We’ve been touring for almost four months now and we’ve gotten a lot more confident about route planning, navigation, and bicycle maintenance. We were ready for a new challenge – flying with our bicycles.

We had a lot to learn.

Sure, I’d been reading blogs and Facebook posts about flying with bicycles. There are two schools of thought on bicycle packing: use a bicycle box or wrap them in Saran wrap. I was voting for the wrap method because I wanted to see those suitcase wrappers spin my bicycle and wrap it tight like those cold hot dogs I used to pack in Eric’s lunch. But, alas, the airlines said we needed a box.

So about three days before our flight, while Eric was doing bicycle maintenance in the parking lot of our hotel and his idea of twenty minutes worth of work often morphs into 4 hours, I set out in search of a bicycle shop that had some empty boxes. As luck would have it, I actually stumbled across a row of bicycle shops a mere six blocks from home, I mean our hotel..

I walked in the first bicycle shop. It was empty except for the four (2 guys and 2 girls) salespeople. They huddleId together deep in conversation as soon as I walked in the door when they realized they might need to dust off their high school English.

Me: (Big smile on my face) Have your got any empty bicycle boxes?
Three clerks: (Blank stare)
One clerk: (Ran to the back to find the resident translator)
Me: (Making it easy for them, pulled out my pen and piece of paper and drew a box).
Four clerks: (Loud sigh of relief that they didn’t have to speak English motioned for me to follow them to the back.)
The mechanic in the back pulled out a stack of three boxes, a touring bike box and two mountain bike boxes. I chose the bigger (and much heavier but that didn’t seem important at the time) box thinking it would be easier to drop a bike with racks into.
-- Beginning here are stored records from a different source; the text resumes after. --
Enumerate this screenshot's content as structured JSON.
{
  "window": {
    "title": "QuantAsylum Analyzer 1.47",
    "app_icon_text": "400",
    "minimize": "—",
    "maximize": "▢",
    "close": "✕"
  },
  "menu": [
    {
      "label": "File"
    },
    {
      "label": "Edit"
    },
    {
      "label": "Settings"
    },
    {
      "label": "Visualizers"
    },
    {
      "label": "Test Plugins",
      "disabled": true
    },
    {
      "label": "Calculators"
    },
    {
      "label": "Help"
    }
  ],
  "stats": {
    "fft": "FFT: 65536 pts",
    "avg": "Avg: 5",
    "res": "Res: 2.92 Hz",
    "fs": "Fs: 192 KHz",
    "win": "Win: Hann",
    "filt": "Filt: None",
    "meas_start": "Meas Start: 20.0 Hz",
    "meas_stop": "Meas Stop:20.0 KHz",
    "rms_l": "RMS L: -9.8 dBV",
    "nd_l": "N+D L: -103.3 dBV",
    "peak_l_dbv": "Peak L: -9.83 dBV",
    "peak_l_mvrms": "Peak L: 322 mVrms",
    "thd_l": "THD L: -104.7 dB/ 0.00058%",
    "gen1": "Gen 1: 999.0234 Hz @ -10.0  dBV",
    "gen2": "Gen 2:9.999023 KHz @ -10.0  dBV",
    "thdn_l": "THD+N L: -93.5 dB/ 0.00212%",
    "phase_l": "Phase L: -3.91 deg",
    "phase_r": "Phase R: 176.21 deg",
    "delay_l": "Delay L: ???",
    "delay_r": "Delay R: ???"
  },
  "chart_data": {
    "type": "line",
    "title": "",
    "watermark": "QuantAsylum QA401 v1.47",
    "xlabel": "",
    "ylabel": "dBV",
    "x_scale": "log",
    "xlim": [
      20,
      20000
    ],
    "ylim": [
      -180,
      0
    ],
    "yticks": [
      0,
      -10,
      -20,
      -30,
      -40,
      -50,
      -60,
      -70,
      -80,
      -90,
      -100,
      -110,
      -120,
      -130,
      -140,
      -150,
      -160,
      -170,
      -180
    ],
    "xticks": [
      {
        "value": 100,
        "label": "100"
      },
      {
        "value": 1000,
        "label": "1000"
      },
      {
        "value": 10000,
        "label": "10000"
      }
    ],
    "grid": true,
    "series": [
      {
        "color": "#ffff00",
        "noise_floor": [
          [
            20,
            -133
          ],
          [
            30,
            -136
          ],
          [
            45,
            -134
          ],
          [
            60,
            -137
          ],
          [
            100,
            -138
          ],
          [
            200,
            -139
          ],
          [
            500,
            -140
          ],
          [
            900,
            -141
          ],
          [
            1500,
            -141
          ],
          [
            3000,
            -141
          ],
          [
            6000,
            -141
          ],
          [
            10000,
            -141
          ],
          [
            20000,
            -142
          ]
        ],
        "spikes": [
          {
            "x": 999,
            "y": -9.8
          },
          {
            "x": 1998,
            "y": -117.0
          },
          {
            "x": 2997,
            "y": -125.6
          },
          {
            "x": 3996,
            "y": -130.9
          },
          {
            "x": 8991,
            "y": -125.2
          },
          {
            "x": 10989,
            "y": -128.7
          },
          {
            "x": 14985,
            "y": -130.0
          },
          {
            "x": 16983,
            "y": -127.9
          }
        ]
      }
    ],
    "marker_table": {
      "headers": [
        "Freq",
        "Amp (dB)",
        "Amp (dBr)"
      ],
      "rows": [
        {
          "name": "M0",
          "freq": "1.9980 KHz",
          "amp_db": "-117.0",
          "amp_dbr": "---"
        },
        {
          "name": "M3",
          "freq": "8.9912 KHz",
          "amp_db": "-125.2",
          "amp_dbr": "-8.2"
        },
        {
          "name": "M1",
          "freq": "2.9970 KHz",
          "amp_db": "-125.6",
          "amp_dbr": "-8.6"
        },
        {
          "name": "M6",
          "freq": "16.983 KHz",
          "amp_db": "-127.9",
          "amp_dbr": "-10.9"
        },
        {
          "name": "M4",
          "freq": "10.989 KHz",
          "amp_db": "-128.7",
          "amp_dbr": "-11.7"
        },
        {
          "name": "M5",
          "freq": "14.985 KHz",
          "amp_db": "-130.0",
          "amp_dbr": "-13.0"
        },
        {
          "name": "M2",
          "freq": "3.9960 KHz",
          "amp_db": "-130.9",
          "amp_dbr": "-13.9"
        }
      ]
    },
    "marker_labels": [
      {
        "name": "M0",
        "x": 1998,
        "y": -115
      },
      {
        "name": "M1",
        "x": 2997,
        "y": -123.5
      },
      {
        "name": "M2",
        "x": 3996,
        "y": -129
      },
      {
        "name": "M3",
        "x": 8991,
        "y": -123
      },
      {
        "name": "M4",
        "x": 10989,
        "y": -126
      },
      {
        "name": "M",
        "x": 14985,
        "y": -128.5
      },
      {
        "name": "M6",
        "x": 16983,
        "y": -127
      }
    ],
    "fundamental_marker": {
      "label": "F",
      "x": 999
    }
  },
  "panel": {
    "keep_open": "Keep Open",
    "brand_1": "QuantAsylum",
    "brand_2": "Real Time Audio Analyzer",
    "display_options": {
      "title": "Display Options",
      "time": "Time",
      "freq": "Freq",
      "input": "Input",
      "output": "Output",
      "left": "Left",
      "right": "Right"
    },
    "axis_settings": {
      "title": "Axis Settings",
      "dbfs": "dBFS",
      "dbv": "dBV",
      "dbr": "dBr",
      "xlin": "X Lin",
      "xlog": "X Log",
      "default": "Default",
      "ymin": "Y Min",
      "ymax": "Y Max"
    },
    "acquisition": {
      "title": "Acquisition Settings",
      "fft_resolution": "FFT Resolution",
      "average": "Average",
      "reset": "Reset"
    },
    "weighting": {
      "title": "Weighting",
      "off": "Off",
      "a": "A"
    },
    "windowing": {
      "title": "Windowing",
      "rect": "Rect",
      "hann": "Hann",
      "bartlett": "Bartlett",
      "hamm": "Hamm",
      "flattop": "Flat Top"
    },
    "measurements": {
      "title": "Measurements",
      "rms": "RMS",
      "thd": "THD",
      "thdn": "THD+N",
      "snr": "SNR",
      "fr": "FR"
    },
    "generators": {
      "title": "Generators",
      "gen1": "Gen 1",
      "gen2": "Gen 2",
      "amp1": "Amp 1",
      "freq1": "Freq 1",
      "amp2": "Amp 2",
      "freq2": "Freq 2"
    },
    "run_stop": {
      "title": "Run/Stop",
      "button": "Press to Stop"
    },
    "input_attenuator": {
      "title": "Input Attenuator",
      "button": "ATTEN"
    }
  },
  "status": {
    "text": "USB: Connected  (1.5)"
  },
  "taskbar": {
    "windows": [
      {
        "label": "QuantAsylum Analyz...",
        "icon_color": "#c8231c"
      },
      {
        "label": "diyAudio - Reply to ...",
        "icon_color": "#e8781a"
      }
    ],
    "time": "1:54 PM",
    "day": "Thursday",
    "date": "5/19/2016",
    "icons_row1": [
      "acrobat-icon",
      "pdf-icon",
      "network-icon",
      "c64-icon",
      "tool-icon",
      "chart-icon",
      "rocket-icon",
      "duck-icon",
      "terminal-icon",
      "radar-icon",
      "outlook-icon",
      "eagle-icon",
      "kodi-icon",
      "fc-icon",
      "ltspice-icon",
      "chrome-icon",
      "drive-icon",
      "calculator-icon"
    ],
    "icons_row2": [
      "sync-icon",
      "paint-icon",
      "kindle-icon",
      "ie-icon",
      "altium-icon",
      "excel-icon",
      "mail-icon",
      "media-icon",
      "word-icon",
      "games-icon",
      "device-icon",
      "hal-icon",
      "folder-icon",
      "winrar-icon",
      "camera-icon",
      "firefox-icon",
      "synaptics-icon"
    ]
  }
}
I left the shop hefting this extra large box with my stronger right arm. I proudly said “No, thanks” to the taxis offering to give me a ride. “Gotta save those retirement dong (21,124 dong = $1)” I said to myself.

Continuing the walk, I  shifted the monstrosity to my left side. I was battling occasional gusts of wind and struggling to keep theT-Rex-sized box from blowing into motorcycles, pedestrians, or shiny diplomatic Mercedes roaring past me.

During one awkward step my  right shoe sunk into some thick gooey stuff that I was sure was dog poo until a shop owner yelled at me to pull my shoe out of his freshly poured 18 inch square of concrete.

Why did he even bother to pour this teeny tiny patch of concrete because the rest of the sidewalk for the entire city block was chipped, uneven or missing.

He glared.

And why didn’t he put some kind of caution tape around the soggy mess?

He glared again.

I scraped the wet concrete off my shoe by running my sandal across the gravel next to the teeny patch of concrete.  Then, I pulled up my chin, straightened my back, gripped the elephant-sized box with firm resolve and continued the walk to our hotel.

I repeated the  “box walk” the following day without stepping into wet concrete. Unfortunately, I was only able to find a much smaller and lighter  mountain bike box.

So here’s what we learned…

The larger, heavier touring box was easier to pack but ended up being 4 kg overweight. Cha Ching!

The smaller, lighter mountain bike box was harder to pack and too small thus requiring an additional box to hold the front wheel. Cha Ching!

We learned not to believe all those cyclists who say flying with bikes is easy. We also learned that it would have been cheaper to buy our bicycles a seat on the plane and let them enjoy a complimentary glass of white wine than to stuff them in the dank, dark cargo hold.

On a positive note, our bicycles received First Class baggage service, enjoyed their flight, and returned to us unscathed.